Top two, one party: Republicans miss Washington ballot in some key races

Choosing between two Democrats in a statewide race is probably not the most optimal position for a Republican voter. In fact, Republican Joshua Freed says it’s no option at all, which is why he’s running as a write-in for lieutenant governor, where a Republican could win with just one-third of the vote. 
“We're going to clearly show them through this race that strategically they made a mistake and they're going to have a lieutenant governor that's gonna be a Republican named Joshua freed,” Freed said. 
U.S. Rep. Denny Heck and state Sen. Marko Liias, both Democrats, won the top-two primary in August with 25 percent and 19 percent of the vote, respectively.
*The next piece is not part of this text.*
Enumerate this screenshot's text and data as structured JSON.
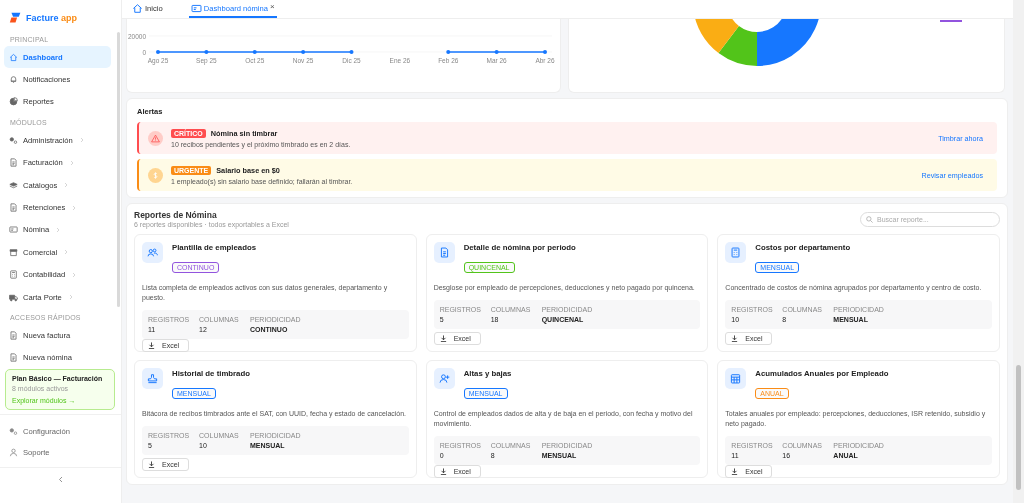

For Heck, the top-two system “is what it is,” where the top two vote-getters of a race advance to the general election, regardless of party. 
“The question about whether or not we should change it, I think, is one that the voters would have to make. The voters would have to give a signal that they don't like this. Otherwise, it's the rules of the game by which we play,” Heck said. 
Heck’s 10th Congressional District seat is also a race featuring two Democrats after he announced his intent to retire from Congress at the end of this term. State Rep. Beth Doglio and former Tacoma Mayor Marilyn Strickland beat out a crowded field of candidates in the primary.  

Democrats have also been shut out of major races over the top-two system. In the 2016 race for treasurer, more primary voters elected a Democrat over a Republican, but the two Republicans advanced to the general election after three Democrats splintered the blue vote. Republican Duane Davidson ended up winning the seat. 
The top-two system is unpopular among state political parties. 
“They’re not big fans of it at all, no, they would like party registration and a closed primary, that’s the ideal,” said Secretary of State Kim Wyman. “But I can tell you that most voters in Washington state absolutely do not want either of those things.”
Wyman would know. She said she’s still getting calls from voters complaining about having to declare a party affiliation for the presidential primary back in March. 
Washington voters passed the top-two system by 60 percent through a ballot initiative in 2004. State political parties fought back and the case dragged out in court for years until the U.S. Supreme Court ruled in favor of the initiative in 2008. Voting has been this way in the state for more than a decade and Wyman said there’s little appetite to change it. 
“[Politicians] could but I guarantee you they’ll face the wrath of voters and there will be an initiative to overturn whatever it is they pass into law,” she said. 
In Washington, the law of the land is to pick the person, not the party. And with that, sometimes two people from the same party come out on top.